For example, in working with its own customers, United Technologies -- whose Carrier division has been one of the prime movers in the green building sector, and one of the original conveners of the U.S. Green Building Council -- has borrowed some tools and techniques from its aerospace division. "If you think of an aircraft as a building with wings, it's got all the same basic ingredients -- power systems, environmental control systems, creature comforts," explains Sisson. "And aircraft manufacturers are very sensitive to fuel consumption. So, to design an aircraft effectively you need to bring concurrent engineering thinking into the design of the aircraft."
UTC is beginning to deploy some of this same "concurrent thinking" in its building division. Says Sisson: "We have to go beyond just thinking about air conditioning. We have to think about how the air conditioning is part of the building system, and how customers can more effectively make those trade-offs" -- for example, between building orientation, the number of windows, or the thickness of insulation on the one hand, and the size of the air conditioning system on the other. (And how all of this relates to the cherished marble lobby.)

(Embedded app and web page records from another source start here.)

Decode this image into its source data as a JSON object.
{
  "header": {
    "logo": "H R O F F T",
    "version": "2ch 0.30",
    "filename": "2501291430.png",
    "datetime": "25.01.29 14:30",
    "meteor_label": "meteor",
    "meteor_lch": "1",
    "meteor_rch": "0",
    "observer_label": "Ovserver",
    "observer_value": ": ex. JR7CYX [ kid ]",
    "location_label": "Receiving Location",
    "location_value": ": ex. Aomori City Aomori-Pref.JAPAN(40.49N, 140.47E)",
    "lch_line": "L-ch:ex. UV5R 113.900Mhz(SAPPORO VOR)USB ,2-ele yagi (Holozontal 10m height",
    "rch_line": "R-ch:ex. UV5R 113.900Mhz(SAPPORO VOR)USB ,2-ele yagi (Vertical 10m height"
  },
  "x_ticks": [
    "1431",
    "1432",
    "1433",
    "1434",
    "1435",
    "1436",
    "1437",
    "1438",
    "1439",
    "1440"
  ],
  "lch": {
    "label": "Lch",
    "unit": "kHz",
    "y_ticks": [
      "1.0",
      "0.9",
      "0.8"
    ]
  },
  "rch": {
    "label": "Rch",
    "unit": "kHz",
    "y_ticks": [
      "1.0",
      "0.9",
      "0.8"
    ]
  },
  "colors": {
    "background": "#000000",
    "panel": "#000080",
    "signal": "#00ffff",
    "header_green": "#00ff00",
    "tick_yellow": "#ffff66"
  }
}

It's not just about building greener buildings, of course. It's also about building more profitable ones. Lighting, cooling, and maintenance make up as much as 85 percent of a building's fifty-year life-cycle cost, and the lion's share of those costs are locked in during the design phase, before any construction begins. So, thinking through costs, benefits, and trade-offs early on has a high leverage factor.

Moreover, there is evidence that an energy-efficient building can command a premium. According to the Green Building SmartMarket Report 2006, professionals expect greener buildings to garner an average 7.5% increase in value over comparable standard buildings, together with a 6.6% better return on investment.

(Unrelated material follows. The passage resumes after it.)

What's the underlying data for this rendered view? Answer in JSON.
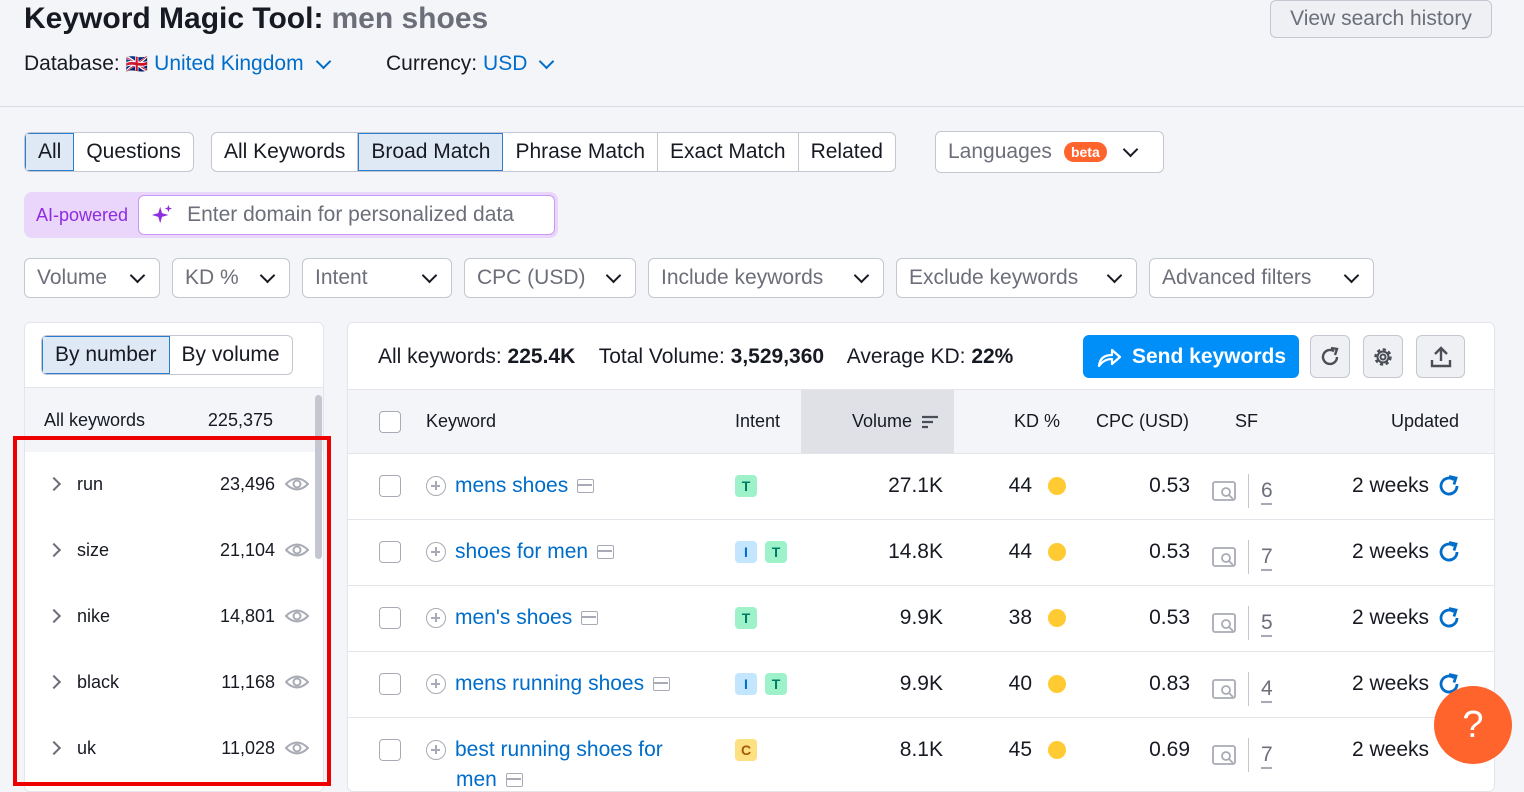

Sisson acknowledges that the WBCSD report defines the business levers, but falls short of citing specific recommendations. His WBCSD working group is now engaged in scenario planning, forecasting, and modeling to come up with a robust set of recommendations on the policy, finance, technology fronts, with the aim of breaking through the barriers to make building green an easier process for everyone involved.

Of course there's an additional front to be addressed: human behavior. Developers and all the other players need to change their habits, break the cycle from "that's the way it's always been done" to "how can we do it better?" As the WBCSD report makes clear, that's a question that often goes unasked.

And it's not just the building community that has issues here. Building occupants can thwart even the best-designed and implemented green schemes. As Sisson puts it: "Just because you give the most energy-efficient building to a user, doesn't ensure that it will be used in the most energy-efficient way."